To me, choosing a smartphone is much like selecting the next car you want to buy. It has to look good to you and feel right in every way if you’re going to spend your hard earned money. Even if you have a decent amount of knowledge, you want the sales person to help you make a decision partly based on information he or she might have that you do not as yet. If that person does not possess the knowledge needed to convey all the pertinent information to you it’s possible you might drive off the lot with something you might regret later. The same can be true of shopping for a smartphone.
With the lack of Google Wallet availability in Canada, people in the Great White North have been waiting for another option that would allow tap to pay transactions from NFC enabled mobile devices. Rogers has been testing Suretap with CIBC bank for several months and have now released the app for several compatible smartphones.
It’s been one full week since I bought the htc One M8, and I would have to tell you it’s not nearly as good as … Read more…
I have had Google Drive since it’s inception, but until recently it was lacking in features compared to several other cloud storage options. The first cloud Storage I used on a regular basis was DropBox because it was easy to upload, download and share to anyone via email or link. It has been the most popular backup solution for a great many people world wide.

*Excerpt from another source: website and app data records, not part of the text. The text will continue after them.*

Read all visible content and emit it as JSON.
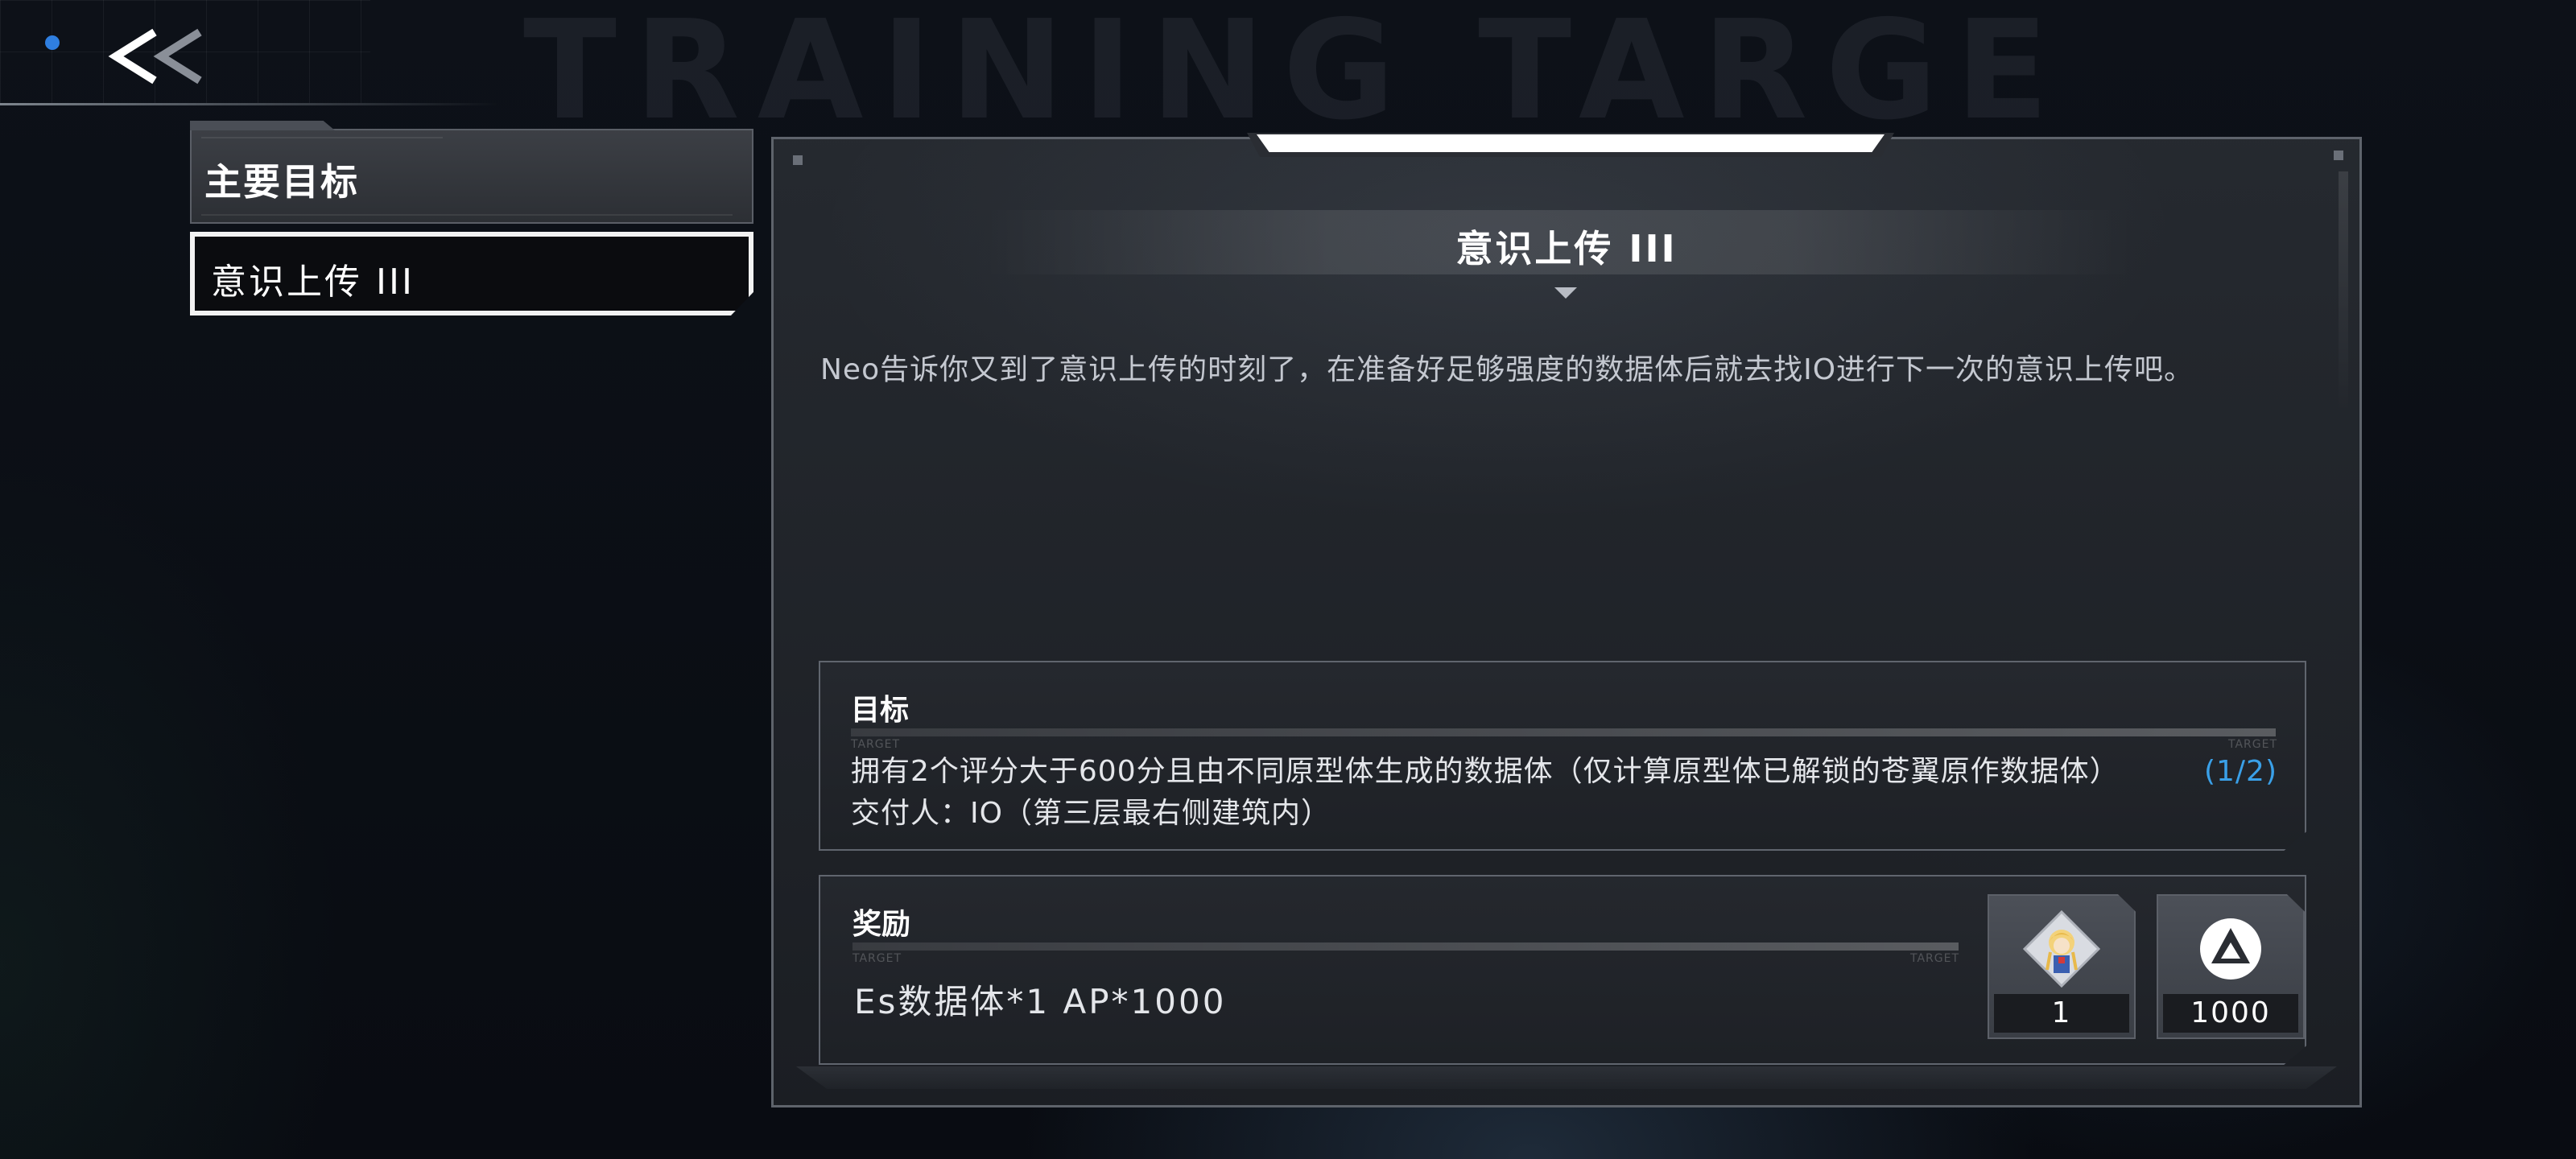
{
  "header": {
    "watermark": "TRAINING TARGET",
    "back_label": "back"
  },
  "sidebar": {
    "section_title": "主要目标",
    "items": [
      {
        "label": "意识上传 III",
        "selected": true
      }
    ]
  },
  "quest": {
    "title": "意识上传 III",
    "description": "Neo告诉你又到了意识上传的时刻了，在准备好足够强度的数据体后就去找IO进行下一次的意识上传吧。"
  },
  "objective": {
    "heading": "目标",
    "tag": "TARGET",
    "text": "拥有2个评分大于600分且由不同原型体生成的数据体（仅计算原型体已解锁的苍翼原作数据体）",
    "progress": "(1/2)",
    "deliver_to": "交付人：IO（第三层最右侧建筑内）"
  },
  "reward": {
    "heading": "奖励",
    "tag": "TARGET",
    "text": "Es数据体*1  AP*1000",
    "items": [
      {
        "icon": "character-portrait-icon",
        "count": "1"
      },
      {
        "icon": "ap-logo-icon",
        "count": "1000"
      }
    ]
  },
  "colors": {
    "accent_blue": "#3aa0e8",
    "status_dot": "#2f7fe0",
    "selected_border": "#f2f2f2"
  }
}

Back on December 19th, 2013, Google updated its translation app, and seemingly few people noticed. I have been a fan of this app since the … Read more…
Canada’s Wireless landscape is lighting up with Rogers paying over 3 billion dollars for 22 licences and Bell paying just under 566 million. Telus comes in at 1.1 billion while the not so surprising news is Videotron winning licences in British Colombia, Alberta, Southern & Northern Ontario as well as Quebec. Could this mean a forth Canadian national provider? Check out the entire Canadian Government’s report after the break.
After spending the last three years taking photos with whatever smartphone I had at the time, I finally decided to get a dedicated camera. I not only wanted the ability to use optical zoom, but also to have more mega pixels than smartphones can offer. Except the Nokia 1020 of course. My budget was not too large, so I knew I’d have to settle on a simple point and shoot. I looked at various brands such as Sony, Nikon and Canon but the only one that cought my attention was the Samsung WBF30 Smart Camera. It had a WiFi sticker right on the front and a price tag of under $150.00 Canadian. Sold!
Way back, in the late 1990’s, I was still learning about what the internet had to offer. I had just recently had my first high speed internet (DSL) hooked up and was blazing through the pages at a whopping 1Mbps.
I decided, much like many other people, that I wanted a personal web page. There were quite a few free hosting sites available with rudimentary templates. I wanted to get my page into a search engine, which at the time was like pulling teeth for a non-technical person like I was.
As an avid Android user I often wonder how anyone can choose another platform for their personal device on a daily basis. I fully realize that people have different tastes, and want something I might not, or need something I might not care so much about. I often poke fun at people with iPhones, Windows Phones and BlackBerrys. However, this has always been in jest and never meant to belittle anyone or their choices. Despite my lack of understanding, I have always believed that multiple platforms are a good idea as they drive change thereby bettering the experience for all users.